:: What to work on ::
Print each entry word for word without images.
[Opening Material for the task section]
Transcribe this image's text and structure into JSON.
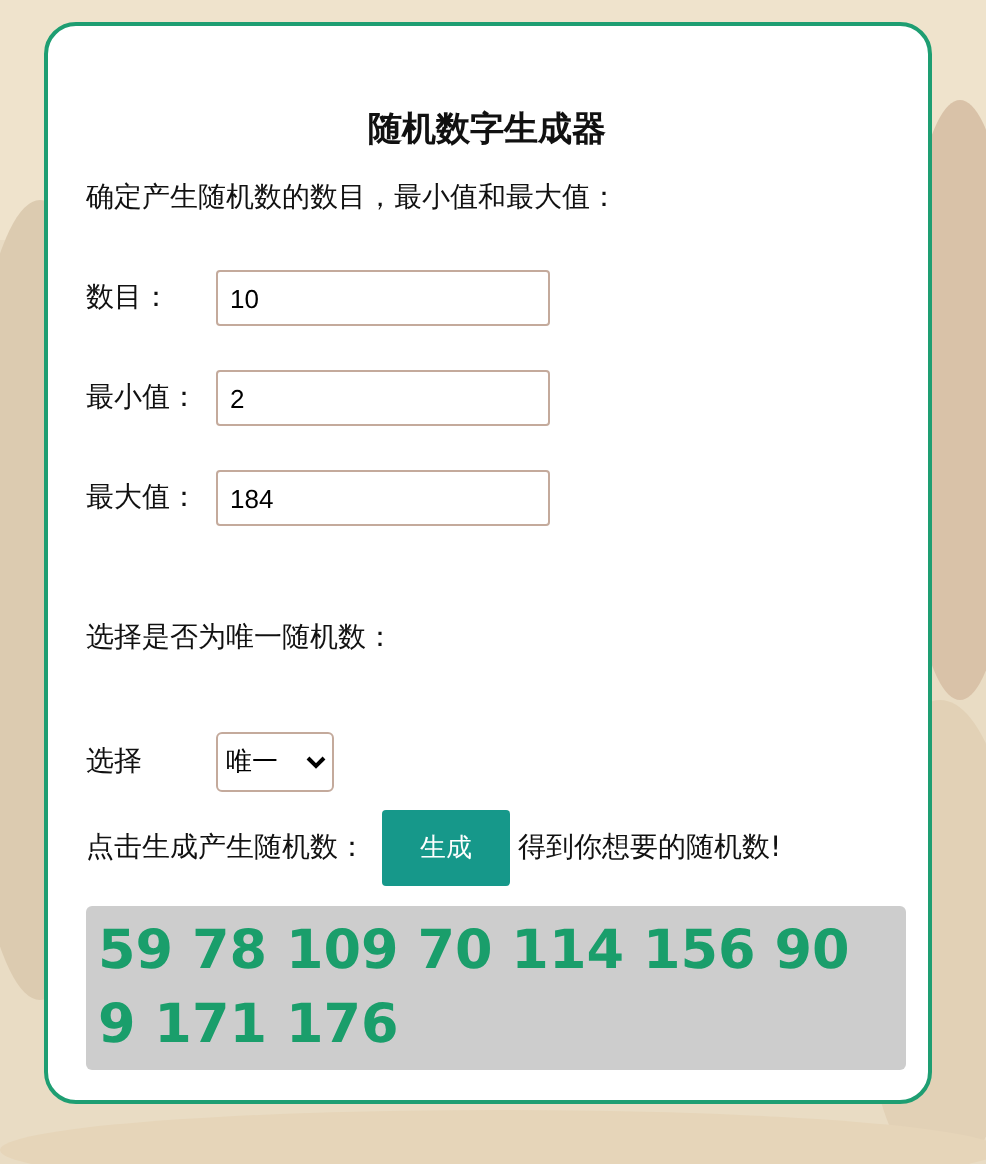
{
  "title": "随机数字生成器",
  "intro": "确定产生随机数的数目，最小值和最大值：",
  "fields": [
    {
      "label": "数目：",
      "value": "10"
    },
    {
      "label": "最小值：",
      "value": "2"
    },
    {
      "label": "最大值：",
      "value": "184"
    }
  ],
  "unique_prompt": "选择是否为唯一随机数：",
  "select": {
    "label": "选择",
    "value": "唯一"
  },
  "generate": {
    "before": "点击生成产生随机数：",
    "button": "生成",
    "after": "得到你想要的随机数!"
  },
  "result": "59 78 109 70 114 156 90 9 171 176"
}
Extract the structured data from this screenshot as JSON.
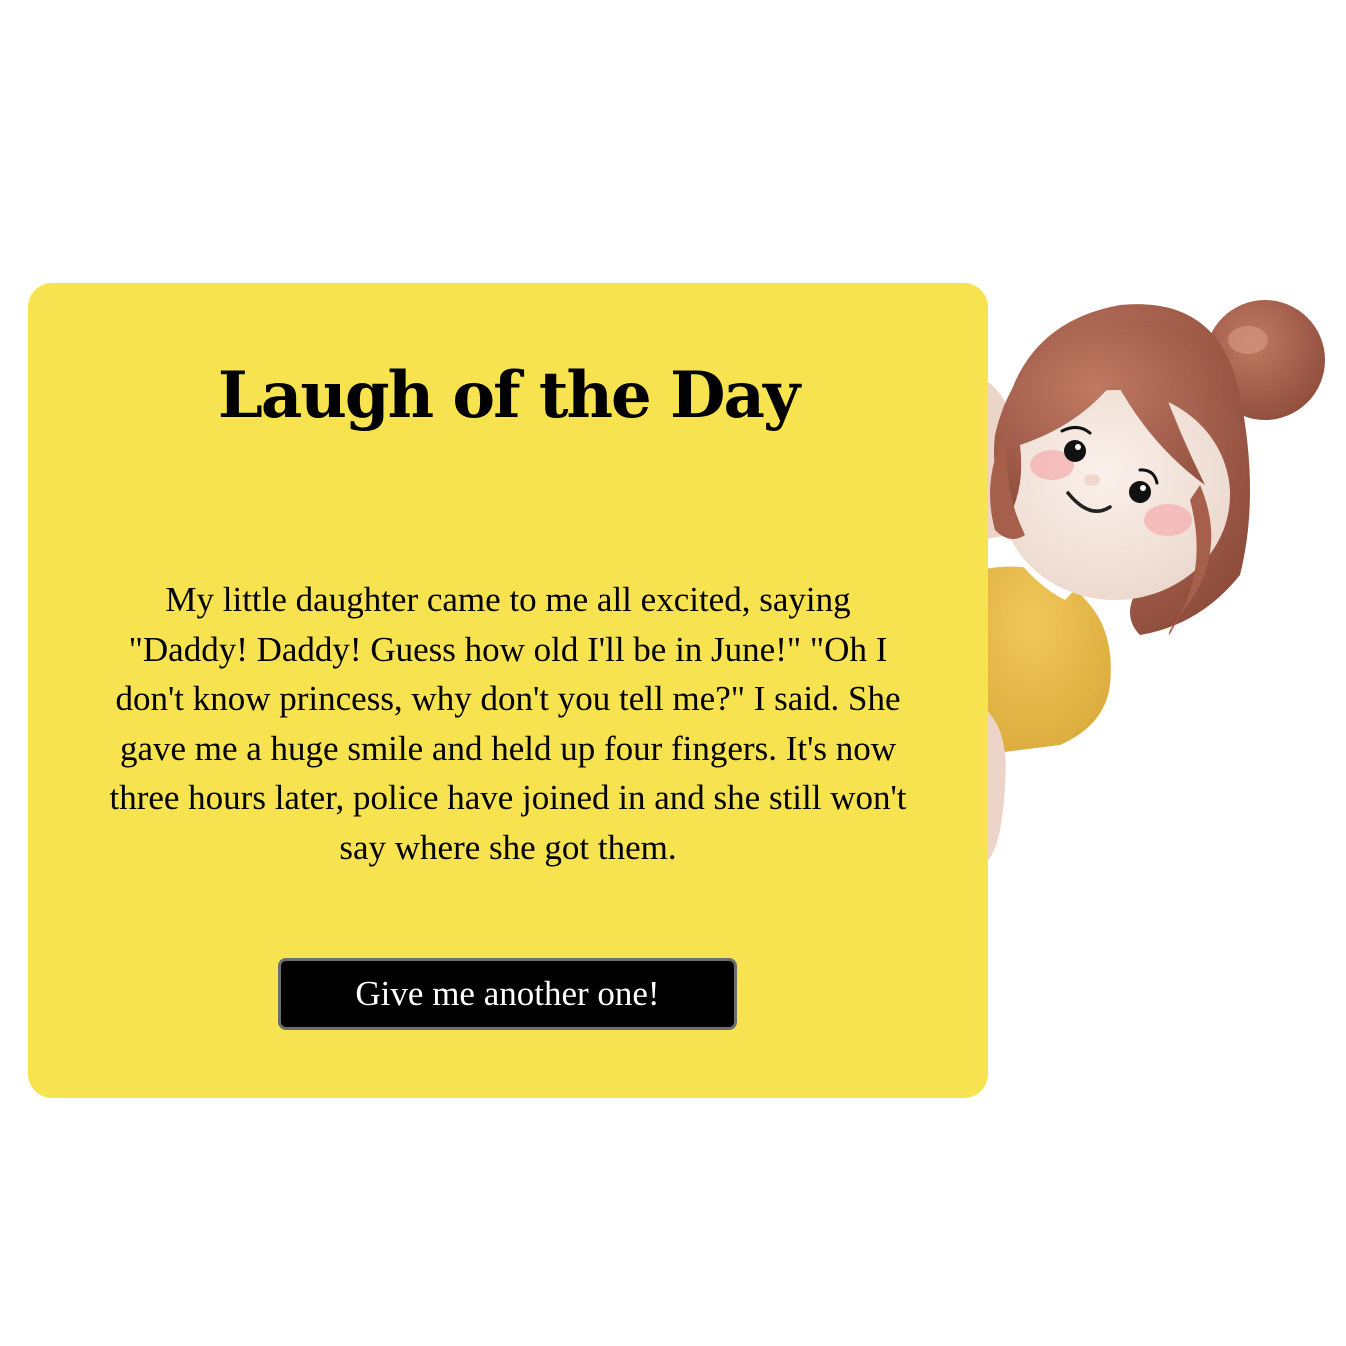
{
  "card": {
    "title": "Laugh of the Day",
    "joke": "My little daughter came to me all excited, saying \"Daddy! Daddy! Guess how old I'll be in June!\" \"Oh I don't know princess, why don't you tell me?\" I said. She gave me a huge smile and held up four fingers. It's now three hours later, police have joined in and she still won't say where she got them.",
    "button_label": "Give me another one!"
  },
  "colors": {
    "card_background": "#f7e34f",
    "button_background": "#000000",
    "button_text": "#ffffff"
  },
  "icons": {
    "illustration": "peeking-girl-illustration"
  }
}
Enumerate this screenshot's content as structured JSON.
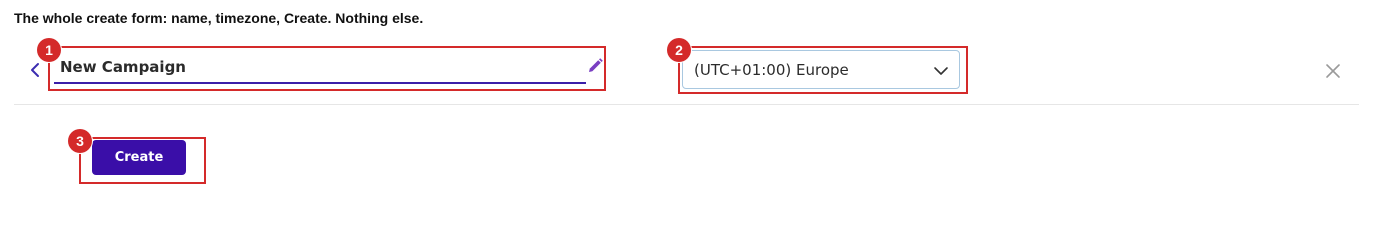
{
  "caption": "The whole create form: name, timezone, Create. Nothing else.",
  "form": {
    "name_value": "New Campaign",
    "timezone_value": "(UTC+01:00) Europe",
    "create_label": "Create"
  },
  "icons": {
    "back": "chevron-left-icon",
    "edit": "pencil-icon",
    "dropdown": "chevron-down-icon",
    "close": "close-icon"
  },
  "annotations": {
    "markers": [
      "1",
      "2",
      "3"
    ],
    "color": "#d42a2a"
  },
  "colors": {
    "accent": "#3a0ea8",
    "underline": "#3b1fa8",
    "edit_icon": "#7a3fc2"
  }
}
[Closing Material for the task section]
:: Response to this task ::
Transcribe this image's text and structure into JSON.
{
  "title": "随机数字生成器",
  "intro": "确定产生随机数的数目，最小值和最大值：",
  "fields": [
    {
      "label": "数目：",
      "value": "10"
    },
    {
      "label": "最小值：",
      "value": "2"
    },
    {
      "label": "最大值：",
      "value": "184"
    }
  ],
  "unique_prompt": "选择是否为唯一随机数：",
  "select": {
    "label": "选择",
    "value": "唯一"
  },
  "generate": {
    "before": "点击生成产生随机数：",
    "button": "生成",
    "after": "得到你想要的随机数!"
  },
  "result": "59 78 109 70 114 156 90 9 171 176"
}
Extract the structured data from this screenshot as JSON.
{
  "card": {
    "title": "Laugh of the Day",
    "joke": "My little daughter came to me all excited, saying \"Daddy! Daddy! Guess how old I'll be in June!\" \"Oh I don't know princess, why don't you tell me?\" I said. She gave me a huge smile and held up four fingers. It's now three hours later, police have joined in and she still won't say where she got them.",
    "button_label": "Give me another one!"
  },
  "colors": {
    "card_background": "#f7e34f",
    "button_background": "#000000",
    "button_text": "#ffffff"
  },
  "icons": {
    "illustration": "peeking-girl-illustration"
  }
}
Enumerate this screenshot's content as structured JSON.
{
  "caption": "The whole create form: name, timezone, Create. Nothing else.",
  "form": {
    "name_value": "New Campaign",
    "timezone_value": "(UTC+01:00) Europe",
    "create_label": "Create"
  },
  "icons": {
    "back": "chevron-left-icon",
    "edit": "pencil-icon",
    "dropdown": "chevron-down-icon",
    "close": "close-icon"
  },
  "annotations": {
    "markers": [
      "1",
      "2",
      "3"
    ],
    "color": "#d42a2a"
  },
  "colors": {
    "accent": "#3a0ea8",
    "underline": "#3b1fa8",
    "edit_icon": "#7a3fc2"
  }
}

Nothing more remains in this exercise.